International alumni follow-up
For the first time Linköping University has investigated where international master’s students go after graduation and what they think of their education. Most of the respondents are very pleased with LiU.
A little over 2,000 people in total have graduated from an international master’s programme at Linköping University. The questionnaire was sent to everyone with an available e-mail address, 787 people. Througout the year students have been adding to the address directory in order to reach as many alumni as possible.
The answers arrived during the autumn and are now being compiled into a Placement report. The response rate was 35 per cent, so the results should be used carefully.

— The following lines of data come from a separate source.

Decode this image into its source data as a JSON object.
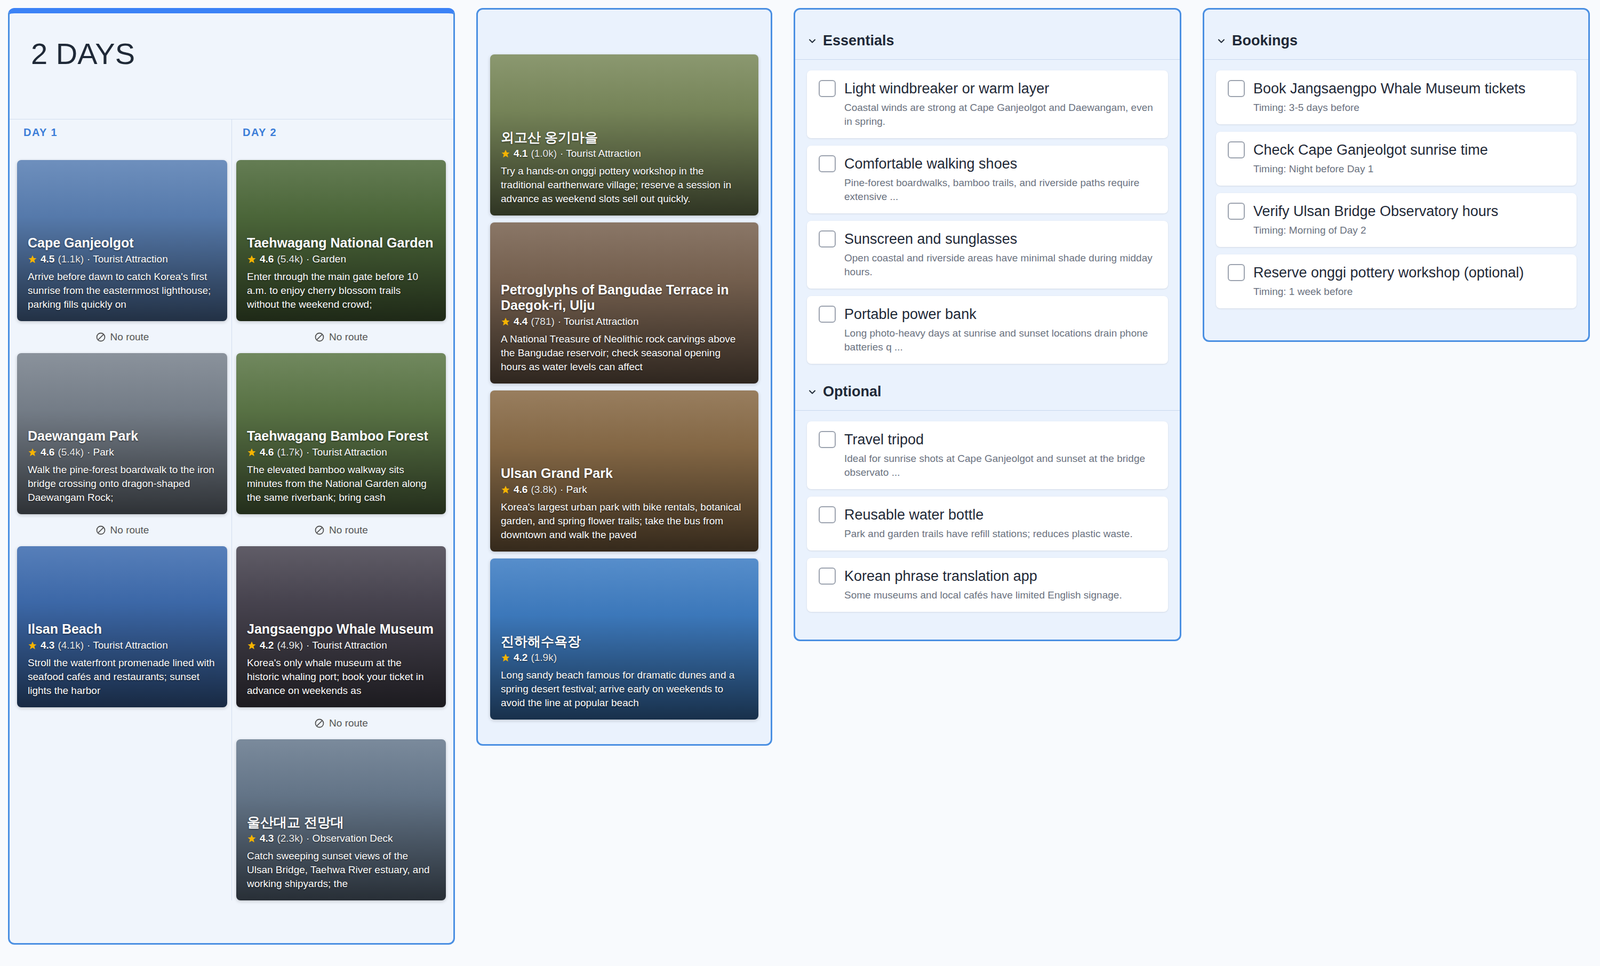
{
  "itinerary": {
    "title": "2 DAYS",
    "days": [
      {
        "label": "DAY 1",
        "stops": [
          {
            "name": "Cape Ganjeolgot",
            "rating": "4.5",
            "reviews": "(1.1k)",
            "category": "· Tourist Attraction",
            "description": "Arrive before dawn to catch Korea's first sunrise from the easternmost lighthouse; parking fills quickly on",
            "color": "#5a80b4",
            "route": "No route"
          },
          {
            "name": "Daewangam Park",
            "rating": "4.6",
            "reviews": "(5.4k)",
            "category": "· Park",
            "description": "Walk the pine-forest boardwalk to the iron bridge crossing onto dragon-shaped Daewangam Rock;",
            "color": "#7a838e",
            "route": "No route"
          },
          {
            "name": "Ilsan Beach",
            "rating": "4.3",
            "reviews": "(4.1k)",
            "category": "· Tourist Attraction",
            "description": "Stroll the waterfront promenade lined with seafood cafés and restaurants; sunset lights the harbor",
            "color": "#3f6db0",
            "route": ""
          }
        ]
      },
      {
        "label": "DAY 2",
        "stops": [
          {
            "name": "Taehwagang National Garden",
            "rating": "4.6",
            "reviews": "(5.4k)",
            "category": "· Garden",
            "description": "Enter through the main gate before 10 a.m. to enjoy cherry blossom trails without the weekend crowd;",
            "color": "#4f6b3c",
            "route": "No route"
          },
          {
            "name": "Taehwagang Bamboo Forest",
            "rating": "4.6",
            "reviews": "(1.7k)",
            "category": "· Tourist Attraction",
            "description": "The elevated bamboo walkway sits minutes from the National Garden along the same riverbank; bring cash",
            "color": "#5d7848",
            "route": "No route"
          },
          {
            "name": "Jangsaengpo Whale Museum",
            "rating": "4.2",
            "reviews": "(4.9k)",
            "category": "· Tourist Attraction",
            "description": "Korea's only whale museum at the historic whaling port; book your ticket in advance on weekends as",
            "color": "#4a4652",
            "route": "No route"
          },
          {
            "name": "울산대교 전망대",
            "rating": "4.3",
            "reviews": "(2.3k)",
            "category": "· Observation Deck",
            "description": "Catch sweeping sunset views of the Ulsan Bridge, Taehwa River estuary, and working shipyards; the",
            "color": "#687a8e",
            "route": ""
          }
        ]
      }
    ]
  },
  "unscheduled": {
    "stops": [
      {
        "name": "외고산 옹기마을",
        "rating": "4.1",
        "reviews": "(1.0k)",
        "category": "· Tourist Attraction",
        "description": "Try a hands-on onggi pottery workshop in the traditional earthenware village; reserve a session in advance as weekend slots sell out quickly.",
        "color": "#7b8a5c"
      },
      {
        "name": "Petroglyphs of Bangudae Terrace in Daegok-ri, Ulju",
        "rating": "4.4",
        "reviews": "(781)",
        "category": "· Tourist Attraction",
        "description": "A National Treasure of Neolithic rock carvings above the Bangudae reservoir; check seasonal opening hours as water levels can affect",
        "color": "#7a6452"
      },
      {
        "name": "Ulsan Grand Park",
        "rating": "4.6",
        "reviews": "(3.8k)",
        "category": "· Park",
        "description": "Korea's largest urban park with bike rentals, botanical garden, and spring flower trails; take the bus from downtown and walk the paved",
        "color": "#8a6c48"
      },
      {
        "name": "진하해수욕장",
        "rating": "4.2",
        "reviews": "(1.9k)",
        "category": "",
        "description": "Long sandy beach famous for dramatic dunes and a spring desert festival; arrive early on weekends to avoid the line at popular beach",
        "color": "#3f7ec4"
      }
    ]
  },
  "checklist": {
    "sections": [
      {
        "title": "Essentials",
        "expanded": true,
        "items": [
          {
            "label": "Light windbreaker or warm layer",
            "note": "Coastal winds are strong at Cape Ganjeolgot and Daewangam, even in spring.",
            "checked": false
          },
          {
            "label": "Comfortable walking shoes",
            "note": "Pine-forest boardwalks, bamboo trails, and riverside paths require extensive ...",
            "checked": false
          },
          {
            "label": "Sunscreen and sunglasses",
            "note": "Open coastal and riverside areas have minimal shade during midday hours.",
            "checked": false
          },
          {
            "label": "Portable power bank",
            "note": "Long photo-heavy days at sunrise and sunset locations drain phone batteries q ...",
            "checked": false
          }
        ]
      },
      {
        "title": "Optional",
        "expanded": true,
        "items": [
          {
            "label": "Travel tripod",
            "note": "Ideal for sunrise shots at Cape Ganjeolgot and sunset at the bridge observato ...",
            "checked": false
          },
          {
            "label": "Reusable water bottle",
            "note": "Park and garden trails have refill stations; reduces plastic waste.",
            "checked": false
          },
          {
            "label": "Korean phrase translation app",
            "note": "Some museums and local cafés have limited English signage.",
            "checked": false
          }
        ]
      }
    ]
  },
  "bookings": {
    "sections": [
      {
        "title": "Bookings",
        "expanded": true,
        "items": [
          {
            "label": "Book Jangsaengpo Whale Museum tickets",
            "note": "Timing: 3-5 days before",
            "checked": false
          },
          {
            "label": "Check Cape Ganjeolgot sunrise time",
            "note": "Timing: Night before Day 1",
            "checked": false
          },
          {
            "label": "Verify Ulsan Bridge Observatory hours",
            "note": "Timing: Morning of Day 2",
            "checked": false
          },
          {
            "label": "Reserve onggi pottery workshop (optional)",
            "note": "Timing: 1 week before",
            "checked": false
          }
        ]
      }
    ]
  }
}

”We are nevertheless happy with the response rate, considering that for many people this is the first time in years they’ve heard anything from LiU”, says Karin Gibson (picture to the right).
She is the international alumni coordinator and has spent the last eighteen months working to strengthen ties with this group.
Most of the respondents are very pleased with their studies. 85 per cent would recommend LiU to friends and relatives.
”Because of the high level of the education, the great country and international spirit”, states one of the alumni.
Six months after graduation 73 per cent had found a job. 78 per cent feel that their education at LiU has given them a stronger position on the labour market. The most well-represented lines of work are Higher education and research, Education and Computer/IT. 29 per cent of the respondents have moved on to doctoral studies and many of them remain in Sweden.
”The first step now is to disseminate the results. Then we need to consider how to work with the questionnaire in the future”, Karin Gibson concludes.
More information: Karin Gibson, email@example.com
Research is no quick fix. And when it yields results, it is worth a real festival. Twelve professors, six honorary doctors - of which five are international researchers - and 56 PhD students were honoured at this year’s commencement ceremony.
Anna Ekström began as a chairperson for Saco’s students and she liked to make waves. Since then, educational
issues have stayed with her.
Oskar Lyding, chairman of Consensus, went on a trip with the University Management to look at creative learning environments in Europe.
Go a little hungry and take B12. Mats Hammar and Carl Johan Östgren, professors at the Faculty of Health Sciences, have mapped out the latest findings on how we can be healthy old people.
The expression "illegal immigrant" is no longer used at the Associated Press news agency. Per Hansen, migration researcher at the Institute for Research on Migration Ethnicity and Society (REMESO), has long argued against the term.
Operations with animals for experimentation at Linköping University expand and gather in the Centre for Biomedical Resources (CBR). A new addition is 15,000 zebra fish.
... Sofia Nyström, new Secretary General of ESREA, the European Society for Research on Education of Adults.
Martin Törnros is a media and technology student at Linköping University. He is doing his master's dissertation at NASA and is working on a tool that will visualise space weather.
Bigger, more intensive, interactive and entertaining than ever. Tomfoolery, circus, stand up, music, art and science. The Humanist Day on 19 and 20 April will be taken over by the playful person.
Linköping University has the potential to become the most sustainable university in Sweden. This is the vision of Fen Wang, a former student at Linköping University's master’s programme in Science for Sustainable Development.
Johanna Nilsson is one of 11 students teachers who recently did a field study in Kenya and arranged a conference on ways out of poverty.
Last updated: 2013-05-22